* RECORDS TO PROCESS *
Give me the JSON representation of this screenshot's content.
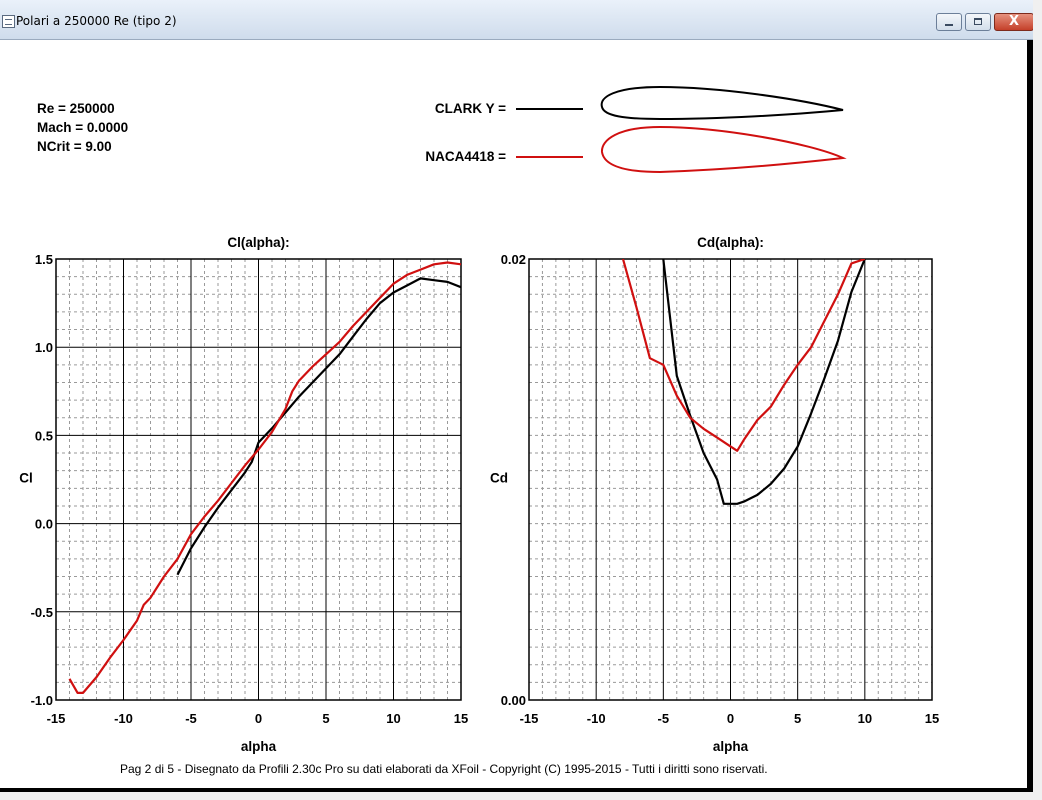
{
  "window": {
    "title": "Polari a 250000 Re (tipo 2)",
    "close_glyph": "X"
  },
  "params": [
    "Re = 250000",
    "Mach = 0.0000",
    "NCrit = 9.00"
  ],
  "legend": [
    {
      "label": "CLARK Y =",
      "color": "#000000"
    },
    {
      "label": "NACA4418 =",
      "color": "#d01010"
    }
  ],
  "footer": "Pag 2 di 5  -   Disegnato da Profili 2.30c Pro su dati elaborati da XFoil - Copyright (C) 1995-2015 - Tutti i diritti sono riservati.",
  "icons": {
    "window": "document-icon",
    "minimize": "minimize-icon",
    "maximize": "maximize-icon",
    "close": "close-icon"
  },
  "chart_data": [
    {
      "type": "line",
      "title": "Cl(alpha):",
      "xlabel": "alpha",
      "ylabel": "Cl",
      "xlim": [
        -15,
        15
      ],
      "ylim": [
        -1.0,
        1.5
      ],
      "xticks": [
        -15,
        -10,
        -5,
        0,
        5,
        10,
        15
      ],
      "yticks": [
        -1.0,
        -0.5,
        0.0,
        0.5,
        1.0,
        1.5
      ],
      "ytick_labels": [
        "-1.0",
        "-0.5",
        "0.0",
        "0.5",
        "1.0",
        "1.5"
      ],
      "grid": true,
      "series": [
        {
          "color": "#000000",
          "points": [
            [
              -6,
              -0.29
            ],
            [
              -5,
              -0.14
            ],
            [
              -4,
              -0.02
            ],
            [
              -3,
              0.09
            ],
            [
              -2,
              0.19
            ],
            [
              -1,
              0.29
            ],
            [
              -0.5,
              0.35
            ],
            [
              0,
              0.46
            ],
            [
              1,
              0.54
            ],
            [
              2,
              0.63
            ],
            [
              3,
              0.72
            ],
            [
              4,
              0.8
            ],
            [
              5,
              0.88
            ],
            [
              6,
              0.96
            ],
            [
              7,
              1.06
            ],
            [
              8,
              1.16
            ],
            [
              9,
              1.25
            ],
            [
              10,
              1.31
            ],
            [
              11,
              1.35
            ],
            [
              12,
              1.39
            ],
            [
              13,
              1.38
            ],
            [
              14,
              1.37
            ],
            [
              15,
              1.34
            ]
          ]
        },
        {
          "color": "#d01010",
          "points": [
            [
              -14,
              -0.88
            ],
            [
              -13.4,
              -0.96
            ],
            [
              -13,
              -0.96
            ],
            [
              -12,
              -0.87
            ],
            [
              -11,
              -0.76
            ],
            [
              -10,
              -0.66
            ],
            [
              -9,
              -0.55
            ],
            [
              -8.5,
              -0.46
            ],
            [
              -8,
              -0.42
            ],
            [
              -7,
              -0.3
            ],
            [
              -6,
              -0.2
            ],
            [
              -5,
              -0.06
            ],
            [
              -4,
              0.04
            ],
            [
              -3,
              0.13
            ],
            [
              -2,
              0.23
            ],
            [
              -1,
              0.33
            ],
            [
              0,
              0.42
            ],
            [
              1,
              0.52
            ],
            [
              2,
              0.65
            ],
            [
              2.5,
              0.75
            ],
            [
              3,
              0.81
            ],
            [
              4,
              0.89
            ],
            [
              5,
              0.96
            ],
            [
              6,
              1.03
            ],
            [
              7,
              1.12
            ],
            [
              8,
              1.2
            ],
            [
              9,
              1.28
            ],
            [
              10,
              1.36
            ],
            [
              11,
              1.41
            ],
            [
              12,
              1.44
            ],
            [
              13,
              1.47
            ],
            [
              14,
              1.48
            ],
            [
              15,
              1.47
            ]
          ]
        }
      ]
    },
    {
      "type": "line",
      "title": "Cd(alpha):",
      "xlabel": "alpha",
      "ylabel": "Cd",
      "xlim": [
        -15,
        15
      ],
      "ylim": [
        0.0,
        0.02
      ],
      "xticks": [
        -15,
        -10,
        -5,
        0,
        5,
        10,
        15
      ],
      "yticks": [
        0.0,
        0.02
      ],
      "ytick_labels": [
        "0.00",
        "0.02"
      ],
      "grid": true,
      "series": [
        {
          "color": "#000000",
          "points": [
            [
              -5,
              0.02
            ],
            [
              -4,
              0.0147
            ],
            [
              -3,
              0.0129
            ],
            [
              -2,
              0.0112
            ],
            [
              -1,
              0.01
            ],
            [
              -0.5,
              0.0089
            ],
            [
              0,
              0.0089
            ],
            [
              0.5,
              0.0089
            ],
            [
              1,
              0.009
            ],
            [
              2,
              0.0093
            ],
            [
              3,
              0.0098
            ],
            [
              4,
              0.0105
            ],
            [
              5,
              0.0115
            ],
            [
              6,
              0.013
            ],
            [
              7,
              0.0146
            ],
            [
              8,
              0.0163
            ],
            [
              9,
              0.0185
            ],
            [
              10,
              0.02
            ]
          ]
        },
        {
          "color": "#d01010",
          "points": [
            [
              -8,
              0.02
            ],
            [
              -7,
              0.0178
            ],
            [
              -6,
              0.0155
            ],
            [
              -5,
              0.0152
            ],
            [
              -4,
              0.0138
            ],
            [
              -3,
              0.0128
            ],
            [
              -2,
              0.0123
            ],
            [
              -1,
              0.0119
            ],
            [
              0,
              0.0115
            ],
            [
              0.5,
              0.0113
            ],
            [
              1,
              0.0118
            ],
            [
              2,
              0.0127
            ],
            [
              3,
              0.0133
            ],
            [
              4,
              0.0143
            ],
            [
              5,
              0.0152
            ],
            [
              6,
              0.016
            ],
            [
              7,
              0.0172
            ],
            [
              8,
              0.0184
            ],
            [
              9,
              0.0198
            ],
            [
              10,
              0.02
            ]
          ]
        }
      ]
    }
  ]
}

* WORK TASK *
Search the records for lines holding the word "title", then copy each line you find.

* ANSWER TO THIS EXERCISE *
    "title": "Polari a 250000 Re (tipo 2)",
      "title": "Cl(alpha):",
      "title": "Cd(alpha):",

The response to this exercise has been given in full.